What this task involves: Pull every line with "icon" from the entries below.

Dataset rows for apps and sites:
:::::
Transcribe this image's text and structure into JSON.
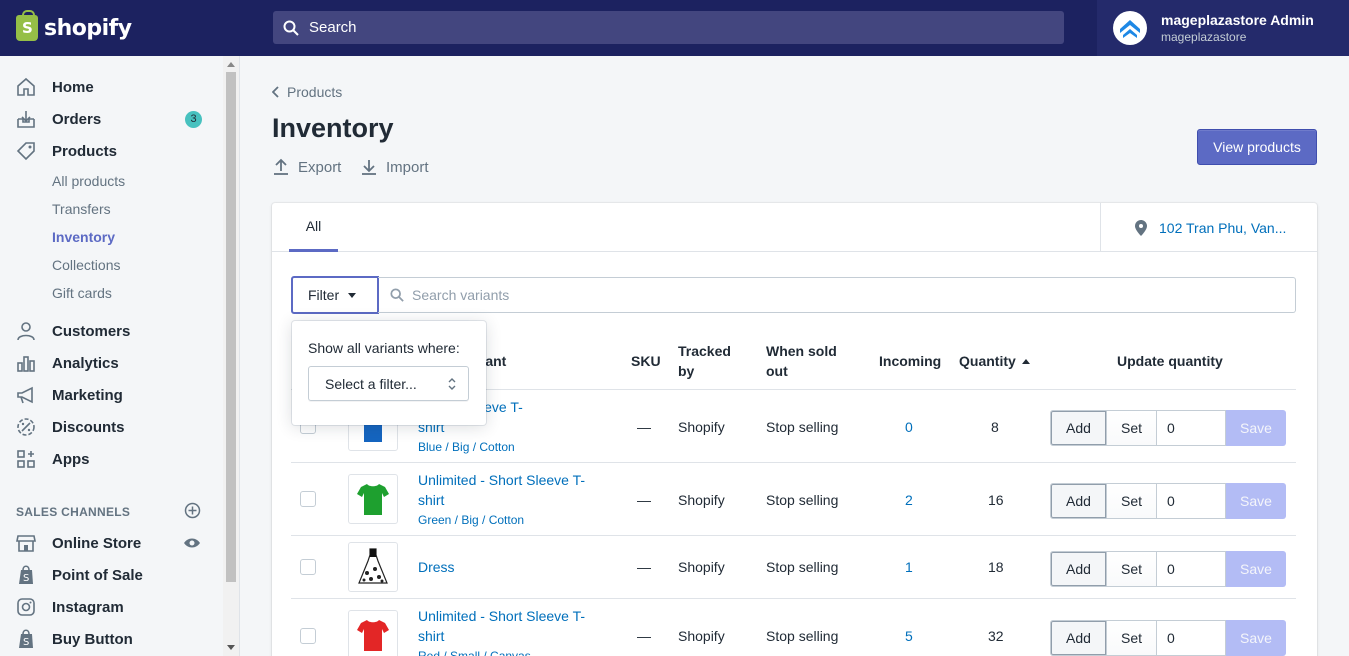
{
  "topbar": {
    "logo_text": "shopify",
    "search_placeholder": "Search",
    "account_name": "mageplazastore Admin",
    "account_store": "mageplazastore"
  },
  "sidebar": {
    "items": [
      {
        "label": "Home",
        "icon": "home-icon"
      },
      {
        "label": "Orders",
        "icon": "orders-icon",
        "badge": "3"
      },
      {
        "label": "Products",
        "icon": "tag-icon"
      }
    ],
    "product_subitems": [
      "All products",
      "Transfers",
      "Inventory",
      "Collections",
      "Gift cards"
    ],
    "more_items": [
      {
        "label": "Customers",
        "icon": "customers-icon"
      },
      {
        "label": "Analytics",
        "icon": "analytics-icon"
      },
      {
        "label": "Marketing",
        "icon": "marketing-icon"
      },
      {
        "label": "Discounts",
        "icon": "discounts-icon"
      },
      {
        "label": "Apps",
        "icon": "apps-icon"
      }
    ],
    "sales_channels_heading": "SALES CHANNELS",
    "channels": [
      {
        "label": "Online Store",
        "icon": "store-icon"
      },
      {
        "label": "Point of Sale",
        "icon": "pos-icon"
      },
      {
        "label": "Instagram",
        "icon": "instagram-icon"
      },
      {
        "label": "Buy Button",
        "icon": "buy-button-icon"
      }
    ]
  },
  "page": {
    "breadcrumb": "Products",
    "title": "Inventory",
    "export_label": "Export",
    "import_label": "Import",
    "view_products_label": "View products"
  },
  "card": {
    "tab_all": "All",
    "location": "102 Tran Phu, Van...",
    "filter_label": "Filter",
    "search_placeholder": "Search variants",
    "headers": {
      "variant": "Variant",
      "variant_visible": "riant",
      "sku": "SKU",
      "tracked_by_1": "Tracked",
      "tracked_by_2": "by",
      "when_sold_out_1": "When sold",
      "when_sold_out_2": "out",
      "incoming": "Incoming",
      "quantity": "Quantity",
      "update_quantity": "Update quantity"
    },
    "rows": [
      {
        "name_line1": "- Short Sleeve T-",
        "name_line2": "shirt",
        "variant": "Blue / Big / Cotton",
        "sku": "—",
        "tracked_by": "Shopify",
        "when_sold_out": "Stop selling",
        "incoming": "0",
        "quantity": "8",
        "add": "Add",
        "set": "Set",
        "input": "0",
        "save": "Save",
        "shirt_color": "#1565c0"
      },
      {
        "name_line1": "Unlimited - Short Sleeve T-",
        "name_line2": "shirt",
        "variant": "Green / Big / Cotton",
        "sku": "—",
        "tracked_by": "Shopify",
        "when_sold_out": "Stop selling",
        "incoming": "2",
        "quantity": "16",
        "add": "Add",
        "set": "Set",
        "input": "0",
        "save": "Save",
        "shirt_color": "#1ea02f"
      },
      {
        "name_line1": "Dress",
        "name_line2": "",
        "variant": "",
        "sku": "—",
        "tracked_by": "Shopify",
        "when_sold_out": "Stop selling",
        "incoming": "1",
        "quantity": "18",
        "add": "Add",
        "set": "Set",
        "input": "0",
        "save": "Save"
      },
      {
        "name_line1": "Unlimited - Short Sleeve T-",
        "name_line2": "shirt",
        "variant": "Red / Small / Canvas",
        "sku": "—",
        "tracked_by": "Shopify",
        "when_sold_out": "Stop selling",
        "incoming": "5",
        "quantity": "32",
        "add": "Add",
        "set": "Set",
        "input": "0",
        "save": "Save",
        "shirt_color": "#e32626"
      }
    ]
  },
  "popover": {
    "title": "Show all variants where:",
    "select_placeholder": "Select a filter..."
  },
  "colors": {
    "topbar": "#1c2260",
    "accent": "#5c6ac4",
    "link": "#006fbb",
    "badge": "#47c1bf"
  }
}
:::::
Output of the exercise:
        "icon": "home-icon"
        "icon": "orders-icon",
        "icon": "tag-icon"
        "icon": "customers-icon"
        "icon": "analytics-icon"
        "icon": "marketing-icon"
        "icon": "discounts-icon"
        "icon": "apps-icon"
        "icon": "store-icon"
        "icon": "pos-icon"
        "icon": "instagram-icon"
        "icon": "buy-button-icon"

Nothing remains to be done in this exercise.